As I’m on my soapbox, enjoy this recipe and then share it. It’s nothing fancy, you wouldn’t want it in a restaurant but you would want it to fill your children’s bellies and you would know you’ve fed them something nutritious and tasty.
Quinoa and Roasted Vegetables. (I can’t eat wheat but you could use Cous Cous instead)
Any veg you can roast – Courgette, tomatoes, beetroot and peppers in the summer. I used carrots butternut squash, mushrooms and red onions as that’s what I had. I cooked one cup of quinoa in three cups of vegetable stock. I always rinse, rinse, rinse and rinse the quinoa before I cook it. I part cook the veggie in boiling water first so they roast quickly as the oven is expensive to run (I have two ovens, I just use the small one) . Quinoa is really nutritious and also full of protein. Share meat free recipes so more people get some inspiration and ideas of what to eat and how to cook on a tiny budget.
I made a dressing to toss the veggie and quinoa in. A big squirt of runny honey, soy sauce, garlic salt and ginger (I had a job lot of sushi ginger from Approved Food and we’re working through it) some oil and vinegar in equal amount. It gave the dressing an oriental flavour.

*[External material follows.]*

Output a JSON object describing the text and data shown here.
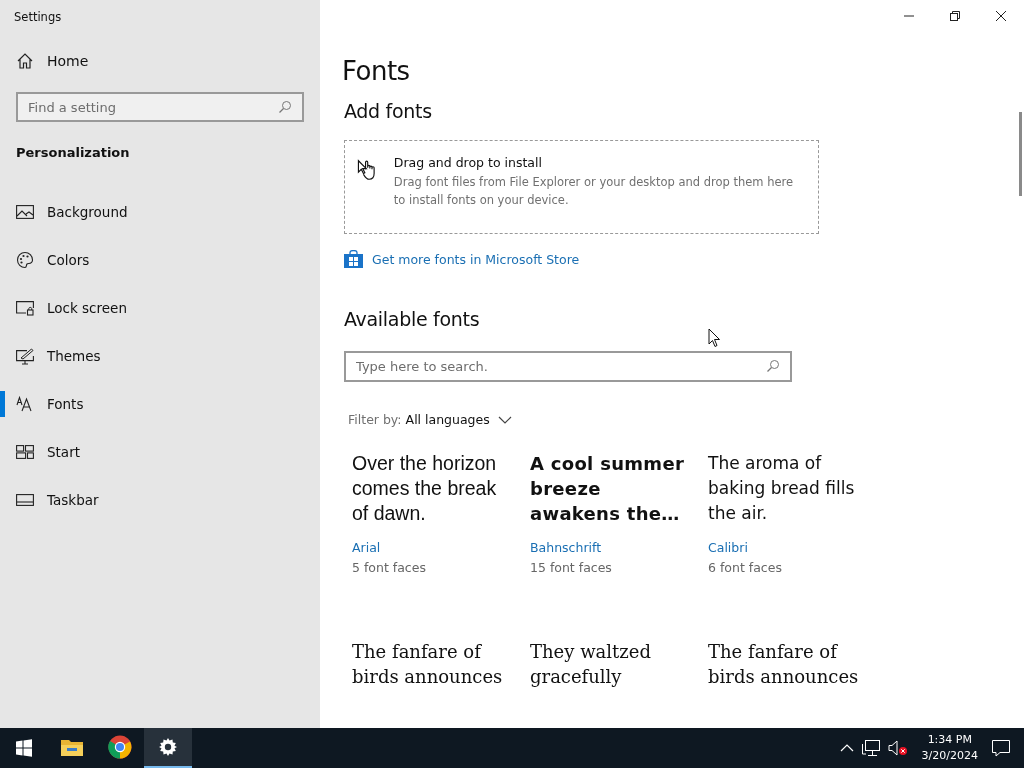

Stir the dressing through the quinoa (or cous cous) and veggies and serve, hot, warm or cold. We’ll have some for supper tonight and some for lunch tomorrow.
Where ever or how ever you use social media, please promote thrifty living blogs. Please promote debt charities such as Christians Against Poverty and Step Change. Please promote the Money Advice service so people can get help with budgeting and money issues. Please promote and support community activities in your areas. If there’s a jumble sale, a car boot sale or you know of a charity shop, then tweet it, blog it and put it on Facebok. When you send a birthday card, send a thrifty recipe. If you see food reductions locally and might not want to benefit from it, snap chat, Facebook and tweet so others can. If you know of jobs advertised then promote those vacancies! We all need to share the skills we have
Please share these ideas. At the bottom of the post you will see Google + , Twitter and Facebook links. Please press these and share the frugal ideas to everyone you know. We have the answers and we need to share them. We have the skills to get us through tough times. People are living through tough times and we need to help them get through them.
We have the answers and we can help……………..who’s with me? I’m determined to spread the word and who’s up for the challenge. I challenge you to teach one person, one new skills once a week. Come on…. we can do this.xxx
Love Froogs xxxx
Please nominate http://www.frugalqueen.co.uk for: blog of the year, best thrifty blog and best food blog – nominations close at midnight 14/3/14 – keep frugal living in the spotlight – thanks lovely readers.